EXERCISE BRIEF:
Lines with the word "name": copy all of them from the entries below.

Web page and app entries:
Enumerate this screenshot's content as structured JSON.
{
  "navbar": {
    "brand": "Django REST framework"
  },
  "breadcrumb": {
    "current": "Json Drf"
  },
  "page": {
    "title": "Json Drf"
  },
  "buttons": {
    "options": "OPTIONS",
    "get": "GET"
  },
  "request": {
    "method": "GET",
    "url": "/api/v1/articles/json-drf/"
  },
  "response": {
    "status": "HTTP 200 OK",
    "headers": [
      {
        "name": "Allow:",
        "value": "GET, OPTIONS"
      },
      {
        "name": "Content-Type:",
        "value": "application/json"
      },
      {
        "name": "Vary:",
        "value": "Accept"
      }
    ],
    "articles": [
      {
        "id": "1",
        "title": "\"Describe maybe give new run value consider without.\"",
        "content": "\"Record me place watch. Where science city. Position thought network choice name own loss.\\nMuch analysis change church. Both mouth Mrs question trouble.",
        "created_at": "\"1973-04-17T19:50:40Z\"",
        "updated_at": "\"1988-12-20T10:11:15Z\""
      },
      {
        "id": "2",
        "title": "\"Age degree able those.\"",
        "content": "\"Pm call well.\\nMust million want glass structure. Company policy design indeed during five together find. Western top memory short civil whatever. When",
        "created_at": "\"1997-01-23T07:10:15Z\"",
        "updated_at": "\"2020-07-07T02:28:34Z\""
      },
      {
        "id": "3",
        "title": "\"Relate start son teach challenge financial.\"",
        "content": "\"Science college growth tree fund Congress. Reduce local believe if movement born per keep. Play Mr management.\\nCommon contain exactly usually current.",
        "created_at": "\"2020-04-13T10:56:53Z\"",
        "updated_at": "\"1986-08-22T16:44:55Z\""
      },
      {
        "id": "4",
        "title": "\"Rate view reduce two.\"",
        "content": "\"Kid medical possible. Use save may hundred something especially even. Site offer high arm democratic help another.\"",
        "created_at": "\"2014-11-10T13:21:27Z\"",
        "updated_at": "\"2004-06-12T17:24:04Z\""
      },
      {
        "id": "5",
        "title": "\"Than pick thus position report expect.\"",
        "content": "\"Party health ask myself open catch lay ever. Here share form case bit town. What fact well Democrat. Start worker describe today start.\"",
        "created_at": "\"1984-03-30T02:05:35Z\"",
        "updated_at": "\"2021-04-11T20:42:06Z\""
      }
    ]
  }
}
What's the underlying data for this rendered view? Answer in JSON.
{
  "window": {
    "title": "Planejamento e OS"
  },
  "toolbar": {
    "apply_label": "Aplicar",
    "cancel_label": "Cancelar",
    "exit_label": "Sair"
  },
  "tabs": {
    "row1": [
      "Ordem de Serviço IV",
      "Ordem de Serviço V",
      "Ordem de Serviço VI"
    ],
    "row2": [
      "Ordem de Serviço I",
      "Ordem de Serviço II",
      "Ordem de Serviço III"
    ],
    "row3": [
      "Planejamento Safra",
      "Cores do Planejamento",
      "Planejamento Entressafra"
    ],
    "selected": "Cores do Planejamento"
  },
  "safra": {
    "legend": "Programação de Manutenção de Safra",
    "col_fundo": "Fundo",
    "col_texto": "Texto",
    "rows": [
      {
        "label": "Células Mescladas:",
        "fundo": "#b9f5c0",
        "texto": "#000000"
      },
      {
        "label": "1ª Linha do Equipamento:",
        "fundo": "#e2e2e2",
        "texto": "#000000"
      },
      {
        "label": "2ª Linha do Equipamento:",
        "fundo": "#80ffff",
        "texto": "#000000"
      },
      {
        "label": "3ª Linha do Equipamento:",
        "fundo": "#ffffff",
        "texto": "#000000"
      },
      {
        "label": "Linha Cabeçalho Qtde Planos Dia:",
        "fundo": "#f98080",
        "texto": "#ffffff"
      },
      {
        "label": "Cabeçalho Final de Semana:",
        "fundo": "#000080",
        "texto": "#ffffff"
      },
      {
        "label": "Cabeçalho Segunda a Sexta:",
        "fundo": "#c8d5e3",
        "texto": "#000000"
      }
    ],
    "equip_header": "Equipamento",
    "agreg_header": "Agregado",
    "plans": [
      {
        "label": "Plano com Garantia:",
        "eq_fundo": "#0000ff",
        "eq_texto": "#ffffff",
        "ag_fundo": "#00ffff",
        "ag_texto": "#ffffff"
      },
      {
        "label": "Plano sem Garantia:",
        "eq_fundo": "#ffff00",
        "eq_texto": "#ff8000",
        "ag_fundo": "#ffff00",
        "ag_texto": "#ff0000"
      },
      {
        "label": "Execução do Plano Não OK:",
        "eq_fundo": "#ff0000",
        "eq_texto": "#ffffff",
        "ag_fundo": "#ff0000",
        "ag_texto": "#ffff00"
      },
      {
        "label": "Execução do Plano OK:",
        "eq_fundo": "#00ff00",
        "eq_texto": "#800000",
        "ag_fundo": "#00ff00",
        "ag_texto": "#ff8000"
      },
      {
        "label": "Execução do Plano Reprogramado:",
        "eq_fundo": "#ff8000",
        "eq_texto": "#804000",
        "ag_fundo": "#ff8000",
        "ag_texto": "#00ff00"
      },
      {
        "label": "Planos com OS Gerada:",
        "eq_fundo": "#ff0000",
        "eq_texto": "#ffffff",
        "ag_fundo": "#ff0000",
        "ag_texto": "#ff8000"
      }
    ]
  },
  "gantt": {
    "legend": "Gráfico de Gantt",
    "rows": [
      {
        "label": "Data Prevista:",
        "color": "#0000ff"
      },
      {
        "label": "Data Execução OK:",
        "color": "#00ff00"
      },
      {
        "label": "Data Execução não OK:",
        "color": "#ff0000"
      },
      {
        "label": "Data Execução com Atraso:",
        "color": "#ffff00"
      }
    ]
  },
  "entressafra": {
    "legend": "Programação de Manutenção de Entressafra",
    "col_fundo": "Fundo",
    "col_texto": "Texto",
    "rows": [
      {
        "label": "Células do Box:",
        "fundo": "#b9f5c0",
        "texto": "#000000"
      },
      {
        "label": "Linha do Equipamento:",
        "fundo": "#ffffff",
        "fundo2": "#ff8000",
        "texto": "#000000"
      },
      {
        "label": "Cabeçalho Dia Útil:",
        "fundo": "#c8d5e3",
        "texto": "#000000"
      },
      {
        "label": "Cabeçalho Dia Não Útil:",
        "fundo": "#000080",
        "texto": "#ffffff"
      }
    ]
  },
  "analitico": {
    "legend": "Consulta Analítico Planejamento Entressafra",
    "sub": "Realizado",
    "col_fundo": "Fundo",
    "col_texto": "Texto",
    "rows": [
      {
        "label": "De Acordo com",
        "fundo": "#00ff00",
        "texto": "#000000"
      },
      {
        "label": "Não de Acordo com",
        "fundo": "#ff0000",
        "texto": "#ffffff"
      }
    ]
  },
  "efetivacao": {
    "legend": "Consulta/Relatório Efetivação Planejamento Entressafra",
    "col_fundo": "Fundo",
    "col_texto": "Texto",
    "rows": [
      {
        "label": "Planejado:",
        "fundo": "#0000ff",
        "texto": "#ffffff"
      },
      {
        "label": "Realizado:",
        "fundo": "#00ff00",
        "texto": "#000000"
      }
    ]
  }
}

SOLUTION TO THE PROBLEM:
        "name": "Allow:",
        "name": "Content-Type:",
        "name": "Vary:",
        "content": "\"Record me place watch. Where science city. Position thought network choice name own loss.\\nMuch analysis change church. Both mouth Mrs question trouble.",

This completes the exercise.